Seasonal allergies aren’t life-threatening.Fall is no exception for hay fever. Dani Dumitriu can tell you all about it.
Autumn’s arrival used to be a time of relief for her. The heat and humidity would fall off — and so would her summer allergies. September meant that she could finally breathe easily, get outside, eat lunch in the park, and hike the trails around her home.
Then 2 years ago, Dumitriu noticed a change. As August came to a close and she ventured outdoors, her eyes would start to itch and her nose would run. She was tired all day, no matter how much sleep she got. “I suddenly had to restrict myself,” she says. “Part of me was really sad that I couldn’t enjoy the fall.”

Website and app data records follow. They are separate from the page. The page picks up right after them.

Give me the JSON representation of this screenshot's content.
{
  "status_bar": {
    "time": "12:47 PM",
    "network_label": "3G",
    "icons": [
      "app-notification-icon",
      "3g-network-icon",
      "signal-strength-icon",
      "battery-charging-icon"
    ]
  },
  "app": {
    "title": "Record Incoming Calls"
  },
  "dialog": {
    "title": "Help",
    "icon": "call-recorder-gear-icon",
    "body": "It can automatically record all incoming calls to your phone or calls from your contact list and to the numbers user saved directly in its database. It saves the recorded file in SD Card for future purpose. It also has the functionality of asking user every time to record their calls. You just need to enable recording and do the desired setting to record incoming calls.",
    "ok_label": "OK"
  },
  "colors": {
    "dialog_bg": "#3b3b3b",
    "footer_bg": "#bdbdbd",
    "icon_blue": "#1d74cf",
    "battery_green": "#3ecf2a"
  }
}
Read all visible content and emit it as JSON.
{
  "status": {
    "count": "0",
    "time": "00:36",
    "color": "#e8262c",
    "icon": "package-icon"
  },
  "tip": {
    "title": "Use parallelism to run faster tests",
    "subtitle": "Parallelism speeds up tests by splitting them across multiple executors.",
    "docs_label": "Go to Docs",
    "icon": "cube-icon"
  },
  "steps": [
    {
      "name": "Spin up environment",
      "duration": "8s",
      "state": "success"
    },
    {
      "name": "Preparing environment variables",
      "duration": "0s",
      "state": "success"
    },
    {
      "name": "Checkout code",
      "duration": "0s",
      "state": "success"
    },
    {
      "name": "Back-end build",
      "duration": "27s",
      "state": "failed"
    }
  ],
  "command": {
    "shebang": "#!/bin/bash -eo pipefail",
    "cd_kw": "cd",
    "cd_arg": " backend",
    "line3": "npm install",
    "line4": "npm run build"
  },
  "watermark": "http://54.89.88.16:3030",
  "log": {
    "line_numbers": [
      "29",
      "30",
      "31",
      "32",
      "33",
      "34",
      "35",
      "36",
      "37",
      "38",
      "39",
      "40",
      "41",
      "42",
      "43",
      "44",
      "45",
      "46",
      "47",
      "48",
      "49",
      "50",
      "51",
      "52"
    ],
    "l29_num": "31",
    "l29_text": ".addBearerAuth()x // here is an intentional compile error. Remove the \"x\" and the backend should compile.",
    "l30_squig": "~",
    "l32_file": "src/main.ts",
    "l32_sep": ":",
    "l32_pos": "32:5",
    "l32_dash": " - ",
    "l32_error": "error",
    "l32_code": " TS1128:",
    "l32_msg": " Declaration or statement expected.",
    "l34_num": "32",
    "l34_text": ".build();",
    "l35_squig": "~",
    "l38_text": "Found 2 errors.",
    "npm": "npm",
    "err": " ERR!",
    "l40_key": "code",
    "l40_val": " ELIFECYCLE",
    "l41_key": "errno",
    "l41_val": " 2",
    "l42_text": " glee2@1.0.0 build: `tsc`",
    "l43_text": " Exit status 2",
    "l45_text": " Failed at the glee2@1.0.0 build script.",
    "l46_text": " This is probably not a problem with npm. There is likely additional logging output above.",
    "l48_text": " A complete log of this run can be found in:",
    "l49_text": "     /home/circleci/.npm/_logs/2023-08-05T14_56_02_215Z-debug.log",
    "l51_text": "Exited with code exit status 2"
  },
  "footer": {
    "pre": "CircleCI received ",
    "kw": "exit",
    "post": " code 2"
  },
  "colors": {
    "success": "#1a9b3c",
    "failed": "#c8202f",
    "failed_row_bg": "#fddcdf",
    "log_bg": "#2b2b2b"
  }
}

Dumitriu’s frustration drove her to see an allergist, who confirmed that she had developed an allergic reaction to ragweed. Even though she, like most people, had always associated spring and summer with allergy season, she soon discovered that autumn has a cornucopia of its own pollens, plants, and seasonal food allergens.